Word for word, and with pictures excluded, copy out all the records that follow.

(Dataset records)
++++++++++

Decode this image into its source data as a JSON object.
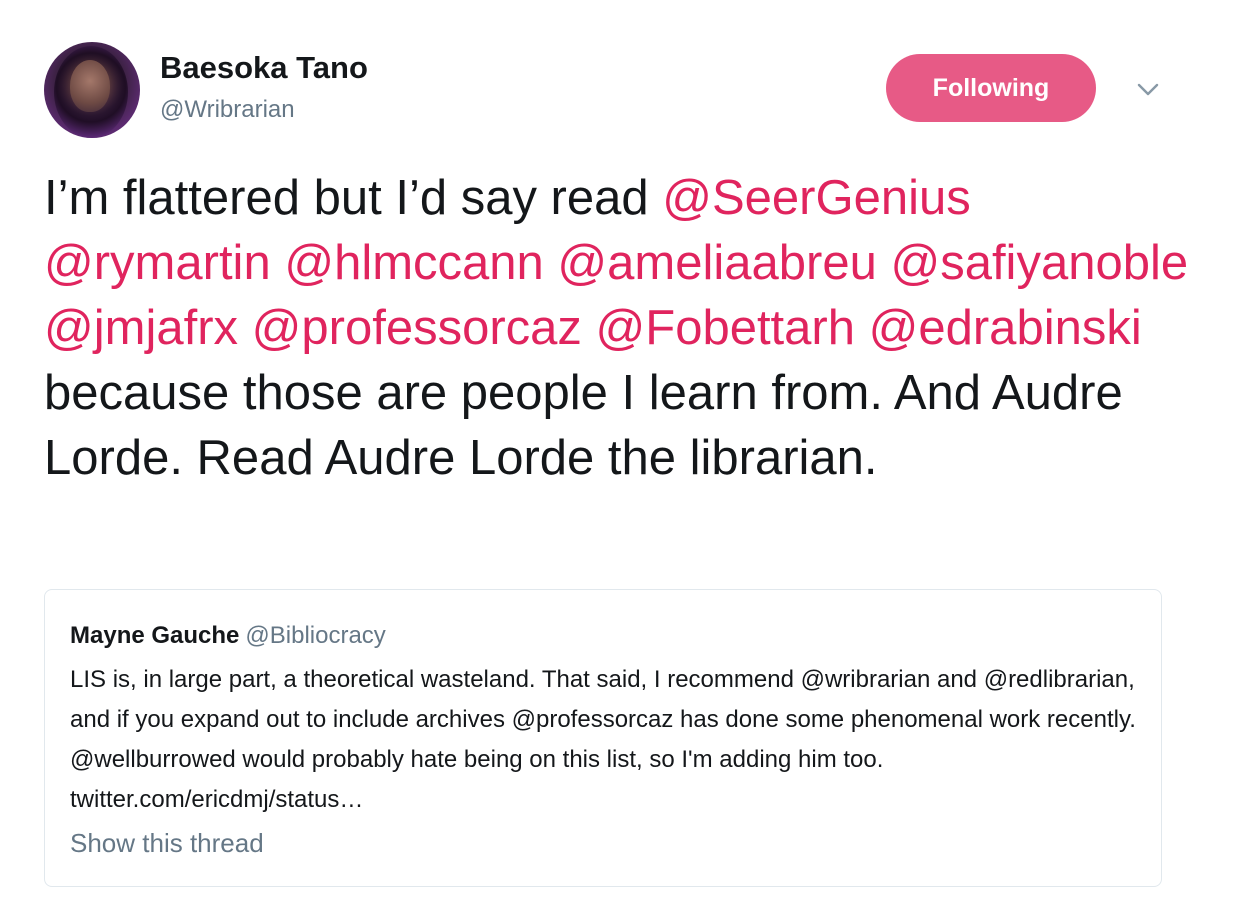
{
  "author": {
    "name": "Baesoka Tano",
    "handle": "@Wribrarian",
    "follow_label": "Following"
  },
  "tweet": {
    "segments": [
      {
        "text": "I’m flattered but I’d say read ",
        "mention": false
      },
      {
        "text": "@SeerGenius",
        "mention": true
      },
      {
        "text": " ",
        "mention": false
      },
      {
        "text": "@rymartin",
        "mention": true
      },
      {
        "text": " ",
        "mention": false
      },
      {
        "text": "@hlmccann",
        "mention": true
      },
      {
        "text": " ",
        "mention": false
      },
      {
        "text": "@ameliaabreu",
        "mention": true
      },
      {
        "text": " ",
        "mention": false
      },
      {
        "text": "@safiyanoble",
        "mention": true
      },
      {
        "text": " ",
        "mention": false
      },
      {
        "text": "@jmjafrx",
        "mention": true
      },
      {
        "text": " ",
        "mention": false
      },
      {
        "text": "@professorcaz",
        "mention": true
      },
      {
        "text": " ",
        "mention": false
      },
      {
        "text": "@Fobettarh",
        "mention": true
      },
      {
        "text": " ",
        "mention": false
      },
      {
        "text": "@edrabinski",
        "mention": true
      },
      {
        "text": " because those are people I learn from. And Audre Lorde. Read Audre Lorde the librarian.",
        "mention": false
      }
    ]
  },
  "quoted": {
    "name": "Mayne Gauche",
    "handle": "@Bibliocracy",
    "text": "LIS is, in large part, a theoretical wasteland. That said, I recommend @wribrarian and @redlibrarian, and if you expand out to include archives @professorcaz has done some phenomenal work recently. @wellburrowed would probably hate being on this list, so I'm adding him too. twitter.com/ericdmj/status…",
    "thread_label": "Show this thread"
  },
  "colors": {
    "mention": "#e0245e",
    "secondary_text": "#657786",
    "primary_text": "#14171a"
  },
  "icons": {
    "caret": "chevron-down-icon"
  }
}
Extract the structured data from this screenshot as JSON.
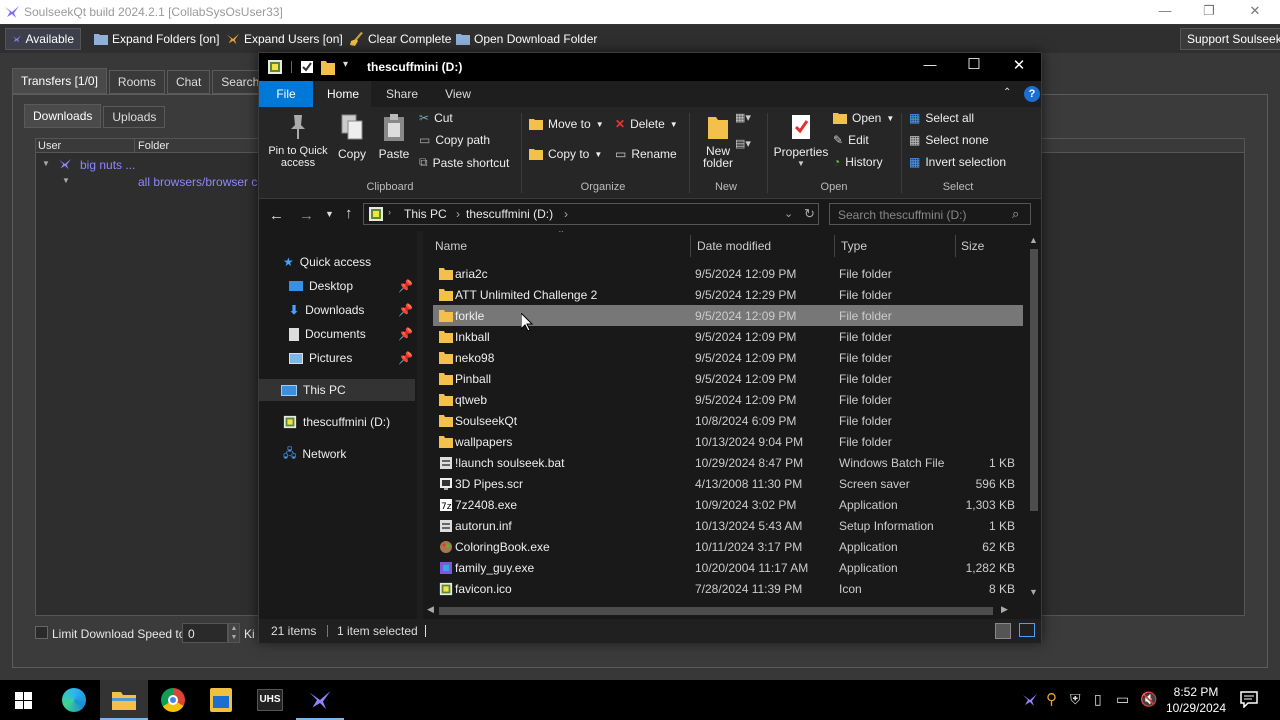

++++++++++

Output below ->
Decode this image into its source data as a JSON object.
{
  "author": {
    "name": "Baesoka Tano",
    "handle": "@Wribrarian",
    "follow_label": "Following"
  },
  "tweet": {
    "segments": [
      {
        "text": "I’m flattered but I’d say read ",
        "mention": false
      },
      {
        "text": "@SeerGenius",
        "mention": true
      },
      {
        "text": " ",
        "mention": false
      },
      {
        "text": "@rymartin",
        "mention": true
      },
      {
        "text": " ",
        "mention": false
      },
      {
        "text": "@hlmccann",
        "mention": true
      },
      {
        "text": " ",
        "mention": false
      },
      {
        "text": "@ameliaabreu",
        "mention": true
      },
      {
        "text": " ",
        "mention": false
      },
      {
        "text": "@safiyanoble",
        "mention": true
      },
      {
        "text": " ",
        "mention": false
      },
      {
        "text": "@jmjafrx",
        "mention": true
      },
      {
        "text": " ",
        "mention": false
      },
      {
        "text": "@professorcaz",
        "mention": true
      },
      {
        "text": " ",
        "mention": false
      },
      {
        "text": "@Fobettarh",
        "mention": true
      },
      {
        "text": " ",
        "mention": false
      },
      {
        "text": "@edrabinski",
        "mention": true
      },
      {
        "text": " because those are people I learn from. And Audre Lorde. Read Audre Lorde the librarian.",
        "mention": false
      }
    ]
  },
  "quoted": {
    "name": "Mayne Gauche",
    "handle": "@Bibliocracy",
    "text": "LIS is, in large part, a theoretical wasteland. That said, I recommend @wribrarian and @redlibrarian, and if you expand out to include archives @professorcaz has done some phenomenal work recently. @wellburrowed would probably hate being on this list, so I'm adding him too. twitter.com/ericdmj/status…",
    "thread_label": "Show this thread"
  },
  "colors": {
    "mention": "#e0245e",
    "secondary_text": "#657786",
    "primary_text": "#14171a"
  },
  "icons": {
    "caret": "chevron-down-icon"
  }
}
Extract the structured data from this screenshot as JSON.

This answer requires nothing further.